#### Dataset
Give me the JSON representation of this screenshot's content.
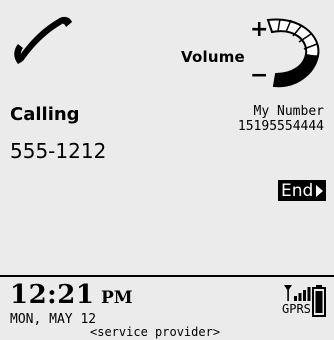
{
  "call": {
    "status_label": "Calling",
    "number": "555-1212",
    "my_number_label": "My Number",
    "my_number": "15195554444"
  },
  "volume": {
    "label": "Volume",
    "plus": "+",
    "minus": "−",
    "icon": "volume-dial-icon"
  },
  "actions": {
    "end_label": "End"
  },
  "status_bar": {
    "time": "12:21",
    "ampm": "PM",
    "date": "MON, MAY 12",
    "service_provider": "<service provider>",
    "network_type": "GPRS",
    "signal_icon": "signal-strength-icon",
    "battery_icon": "battery-icon"
  },
  "icons": {
    "phone": "phone-handset-icon"
  },
  "colors": {
    "background": "#ebebeb",
    "foreground": "#000000",
    "button_text": "#ffffff"
  }
}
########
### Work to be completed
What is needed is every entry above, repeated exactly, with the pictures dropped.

### Answer area
Give me the JSON representation of this screenshot's content.
{
  "call": {
    "status_label": "Calling",
    "number": "555-1212",
    "my_number_label": "My Number",
    "my_number": "15195554444"
  },
  "volume": {
    "label": "Volume",
    "plus": "+",
    "minus": "−",
    "icon": "volume-dial-icon"
  },
  "actions": {
    "end_label": "End"
  },
  "status_bar": {
    "time": "12:21",
    "ampm": "PM",
    "date": "MON, MAY 12",
    "service_provider": "<service provider>",
    "network_type": "GPRS",
    "signal_icon": "signal-strength-icon",
    "battery_icon": "battery-icon"
  },
  "icons": {
    "phone": "phone-handset-icon"
  },
  "colors": {
    "background": "#ebebeb",
    "foreground": "#000000",
    "button_text": "#ffffff"
  }
}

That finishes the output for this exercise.